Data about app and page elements
╔══

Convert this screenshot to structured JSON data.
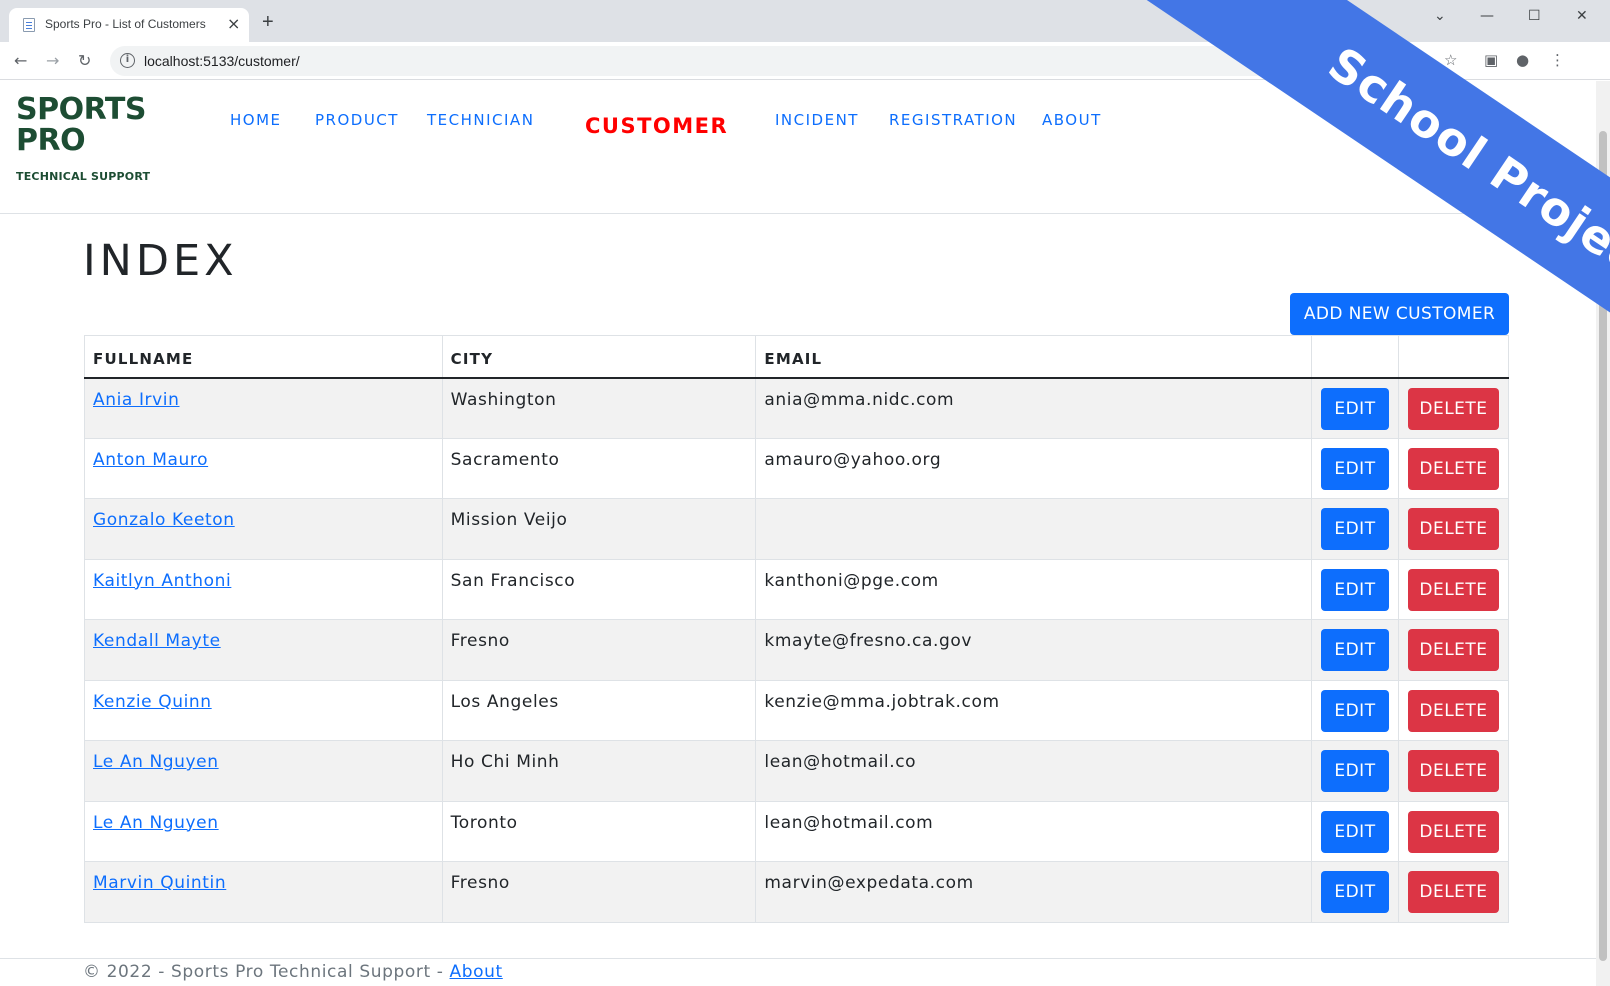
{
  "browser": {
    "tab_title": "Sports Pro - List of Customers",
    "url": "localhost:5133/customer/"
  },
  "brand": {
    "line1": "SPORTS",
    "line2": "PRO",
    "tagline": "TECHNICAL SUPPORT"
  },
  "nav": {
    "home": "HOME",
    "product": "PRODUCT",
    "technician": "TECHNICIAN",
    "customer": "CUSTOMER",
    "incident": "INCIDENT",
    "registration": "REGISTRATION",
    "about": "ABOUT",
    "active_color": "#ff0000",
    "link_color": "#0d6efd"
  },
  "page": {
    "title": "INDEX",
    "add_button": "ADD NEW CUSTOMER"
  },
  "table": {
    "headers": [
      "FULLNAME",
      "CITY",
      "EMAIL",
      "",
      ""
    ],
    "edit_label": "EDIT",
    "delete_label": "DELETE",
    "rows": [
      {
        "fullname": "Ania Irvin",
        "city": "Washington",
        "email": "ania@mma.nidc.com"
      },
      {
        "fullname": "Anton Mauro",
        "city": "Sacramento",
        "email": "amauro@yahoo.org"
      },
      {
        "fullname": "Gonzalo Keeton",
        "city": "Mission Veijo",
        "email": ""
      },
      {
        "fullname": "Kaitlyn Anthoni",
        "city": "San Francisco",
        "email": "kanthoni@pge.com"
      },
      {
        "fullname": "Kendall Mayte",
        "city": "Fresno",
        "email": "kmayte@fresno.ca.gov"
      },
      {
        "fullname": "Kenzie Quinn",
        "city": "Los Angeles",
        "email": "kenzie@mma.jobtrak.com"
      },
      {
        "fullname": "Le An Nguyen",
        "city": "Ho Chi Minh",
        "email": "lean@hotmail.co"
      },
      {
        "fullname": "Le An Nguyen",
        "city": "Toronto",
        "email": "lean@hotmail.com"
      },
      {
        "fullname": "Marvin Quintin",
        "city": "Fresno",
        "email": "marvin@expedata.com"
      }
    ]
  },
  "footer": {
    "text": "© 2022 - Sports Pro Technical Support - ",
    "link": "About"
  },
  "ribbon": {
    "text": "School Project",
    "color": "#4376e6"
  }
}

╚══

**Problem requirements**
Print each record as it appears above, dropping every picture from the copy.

**Reply to the task**
Convert this screenshot to structured JSON data.
{
  "browser": {
    "tab_title": "Sports Pro - List of Customers",
    "url": "localhost:5133/customer/"
  },
  "brand": {
    "line1": "SPORTS",
    "line2": "PRO",
    "tagline": "TECHNICAL SUPPORT"
  },
  "nav": {
    "home": "HOME",
    "product": "PRODUCT",
    "technician": "TECHNICIAN",
    "customer": "CUSTOMER",
    "incident": "INCIDENT",
    "registration": "REGISTRATION",
    "about": "ABOUT",
    "active_color": "#ff0000",
    "link_color": "#0d6efd"
  },
  "page": {
    "title": "INDEX",
    "add_button": "ADD NEW CUSTOMER"
  },
  "table": {
    "headers": [
      "FULLNAME",
      "CITY",
      "EMAIL",
      "",
      ""
    ],
    "edit_label": "EDIT",
    "delete_label": "DELETE",
    "rows": [
      {
        "fullname": "Ania Irvin",
        "city": "Washington",
        "email": "ania@mma.nidc.com"
      },
      {
        "fullname": "Anton Mauro",
        "city": "Sacramento",
        "email": "amauro@yahoo.org"
      },
      {
        "fullname": "Gonzalo Keeton",
        "city": "Mission Veijo",
        "email": ""
      },
      {
        "fullname": "Kaitlyn Anthoni",
        "city": "San Francisco",
        "email": "kanthoni@pge.com"
      },
      {
        "fullname": "Kendall Mayte",
        "city": "Fresno",
        "email": "kmayte@fresno.ca.gov"
      },
      {
        "fullname": "Kenzie Quinn",
        "city": "Los Angeles",
        "email": "kenzie@mma.jobtrak.com"
      },
      {
        "fullname": "Le An Nguyen",
        "city": "Ho Chi Minh",
        "email": "lean@hotmail.co"
      },
      {
        "fullname": "Le An Nguyen",
        "city": "Toronto",
        "email": "lean@hotmail.com"
      },
      {
        "fullname": "Marvin Quintin",
        "city": "Fresno",
        "email": "marvin@expedata.com"
      }
    ]
  },
  "footer": {
    "text": "© 2022 - Sports Pro Technical Support - ",
    "link": "About"
  },
  "ribbon": {
    "text": "School Project",
    "color": "#4376e6"
  }
}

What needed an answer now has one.